  • c.300 - Polynesian settlers arrive in Hawaii and establish villages, astoundingly traveling in small canoes over thousands of miles of open ocean.
  • 1769 - A Spanish colonization effort results in the founding of San Diego. San Francisco follows in 1776, and Los Angeles is founded in 1781 by forty-four settlers.
  • 1810 - The Pacific Fur Company, owned by John Jacob Astor, establishes Astoria at the mouth of the Colombia River. It is the first permanent U.S. settlement on the Pacific Coast.
  • 1843-1849 - The Oregon Trail becomes the route by which up to 300,000 settlers arrive in Oregon from the eastern United States.

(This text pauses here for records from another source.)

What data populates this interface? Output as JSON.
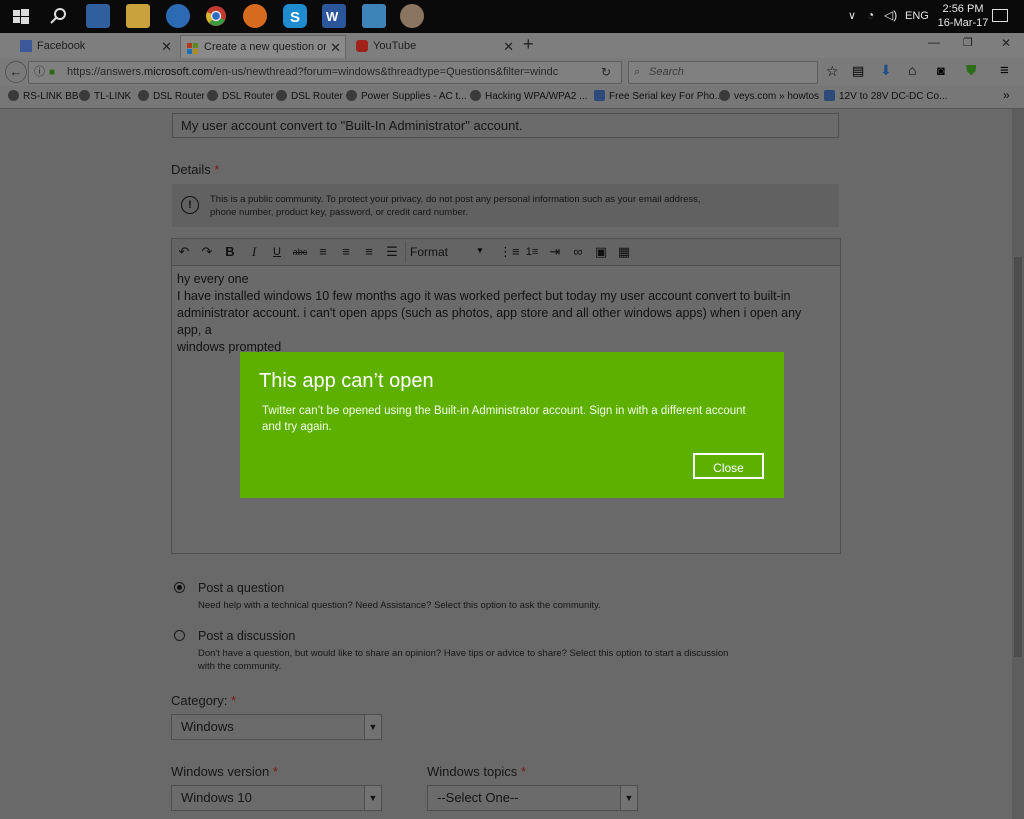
{
  "taskbar": {
    "icons": [
      "windows-start-icon",
      "search-icon",
      "photos-app-icon",
      "file-explorer-icon",
      "skype-for-business-icon",
      "chrome-icon",
      "firefox-icon",
      "skype-icon",
      "word-icon",
      "app-icon",
      "paint-icon"
    ],
    "lang": "ENG",
    "time": "2:56 PM",
    "date": "16-Mar-17"
  },
  "tabs": [
    {
      "label": "Facebook"
    },
    {
      "label": "Create a new question or s..."
    },
    {
      "label": "YouTube"
    }
  ],
  "nav": {
    "url_prefix": "https://answers.",
    "url_domain": "microsoft.com",
    "url_rest": "/en-us/newthread?forum=windows&threadtype=Questions&filter=windc",
    "search_placeholder": "Search"
  },
  "bookmarks": [
    "RS-LINK BB",
    "TL-LINK",
    "DSL Router",
    "DSL Router",
    "DSL Router",
    "Power Supplies - AC t...",
    "Hacking WPA/WPA2 ...",
    "Free Serial key For Pho...",
    "veys.com » howtos",
    "12V to 28V DC-DC Co..."
  ],
  "form": {
    "subject_value": "My user account convert to \"Built-In Administrator\" account.",
    "details_label": "Details",
    "required_mark": "*",
    "notice_line1": "This is a public community. To protect your privacy, do not post any personal information such as your email address,",
    "notice_line2": "phone number, product key, password, or credit card number.",
    "format_label": "Format",
    "editor_lines": [
      "hy every one",
      "I have installed windows 10 few months ago it was worked perfect but today my user account convert to built-in",
      "administrator account. i can't open apps (such as photos, app store and all other windows apps) when i open any app, a",
      "windows prompted"
    ],
    "post_question_label": "Post a question",
    "post_question_desc": "Need help with a technical question? Need Assistance? Select this option to ask the community.",
    "post_discussion_label": "Post a discussion",
    "post_discussion_desc1": "Don't have a question, but would like to share an opinion? Have tips or advice to share? Select this option to start a discussion",
    "post_discussion_desc2": "with the community.",
    "category_label": "Category:",
    "category_value": "Windows",
    "version_label": "Windows version",
    "version_value": "Windows 10",
    "topics_label": "Windows topics",
    "topics_value": "--Select One--"
  },
  "dialog": {
    "title": "This app can’t open",
    "message_line1": "Twitter can’t be opened using the Built-in Administrator account. Sign in with a different account",
    "message_line2": "and try again.",
    "close_label": "Close"
  },
  "colors": {
    "dialog_bg": "#5eb000",
    "overlay": "#696969"
  }
}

  • 1849 - The California Gold Rush increases the population and wealth of San Francisco and northern California in legendary fashion.
  • 1867 - William Seward is ridiculed by much the American press after spending $7.2 million to purchase the territory of Alaska from Russia.

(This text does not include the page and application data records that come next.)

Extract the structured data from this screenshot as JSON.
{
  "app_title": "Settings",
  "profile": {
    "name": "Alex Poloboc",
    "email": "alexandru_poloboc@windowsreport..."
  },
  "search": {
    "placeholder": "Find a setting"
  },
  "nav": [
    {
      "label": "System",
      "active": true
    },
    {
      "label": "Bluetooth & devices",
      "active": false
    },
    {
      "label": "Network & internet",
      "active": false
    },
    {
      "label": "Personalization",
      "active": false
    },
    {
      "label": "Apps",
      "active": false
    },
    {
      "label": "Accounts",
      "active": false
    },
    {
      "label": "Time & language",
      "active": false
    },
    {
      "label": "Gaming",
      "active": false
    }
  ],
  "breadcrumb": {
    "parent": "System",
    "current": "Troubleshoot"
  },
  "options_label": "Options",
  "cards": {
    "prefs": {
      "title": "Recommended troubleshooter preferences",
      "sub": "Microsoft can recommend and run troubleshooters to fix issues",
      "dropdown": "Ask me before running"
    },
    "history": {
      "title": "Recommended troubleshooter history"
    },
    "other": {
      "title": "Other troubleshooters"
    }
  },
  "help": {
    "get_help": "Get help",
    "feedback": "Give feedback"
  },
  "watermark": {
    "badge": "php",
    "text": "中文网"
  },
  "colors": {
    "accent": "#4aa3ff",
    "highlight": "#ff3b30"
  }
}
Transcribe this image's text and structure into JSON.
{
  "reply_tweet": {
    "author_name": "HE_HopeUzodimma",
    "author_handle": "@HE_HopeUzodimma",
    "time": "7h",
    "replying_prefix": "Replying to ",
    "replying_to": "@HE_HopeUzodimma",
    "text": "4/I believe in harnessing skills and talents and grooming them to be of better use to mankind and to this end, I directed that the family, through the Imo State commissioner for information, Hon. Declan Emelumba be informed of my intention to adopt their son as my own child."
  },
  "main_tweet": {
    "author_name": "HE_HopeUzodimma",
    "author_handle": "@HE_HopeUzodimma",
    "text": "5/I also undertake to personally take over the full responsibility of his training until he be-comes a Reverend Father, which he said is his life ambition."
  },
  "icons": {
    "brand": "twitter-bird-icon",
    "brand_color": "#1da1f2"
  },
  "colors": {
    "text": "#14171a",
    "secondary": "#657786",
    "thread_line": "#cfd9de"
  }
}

  • 1893 - Queen Lili'uokalani of Hawaii is overthrown by a group of European and American business leaders, against the wishes of most natives. Hawaii is then annexed to the United States in 1898.
  • 1914 - Cecil DeMille and Oscar Apfel's The Squaw Man becomes the first feature film to be made in Hollywood.
  • 1916 - William Boeing founds the Boeing Airplane Company, taking advantage of Washington's ample supply of spruce trees. Boeing's first passenger flights are made in 1929.
  • 1935-1938 - Over 250,000 migrants flee the South (and Oklahoma in particular) for California, and soon pick up the derisive nickname of "Okies".
  • 1942 - The Bracero program is created to secure labor in the midst of World War II, and will survive into the 1960s. Over 500,000 Mexicans had been deported during the Great Depression.
  • 1964 - Ken Kesey and a band of followers begin their LSD-infused tour of the United States aboard his psychedelically painted bus known as "Furthur". By 1967 hippie culture gains national prominence with the "Summer of Love".
  • 1965 - Increased Mexican and Asian immigration is spurred by the US Immigration and Nationality Act of 1965, having a particular effect on the demographics of the West Coast.
  • 1975/1976 - Microsoft and Apple are founded one year apart, becoming innovators and rivals in the computer industry.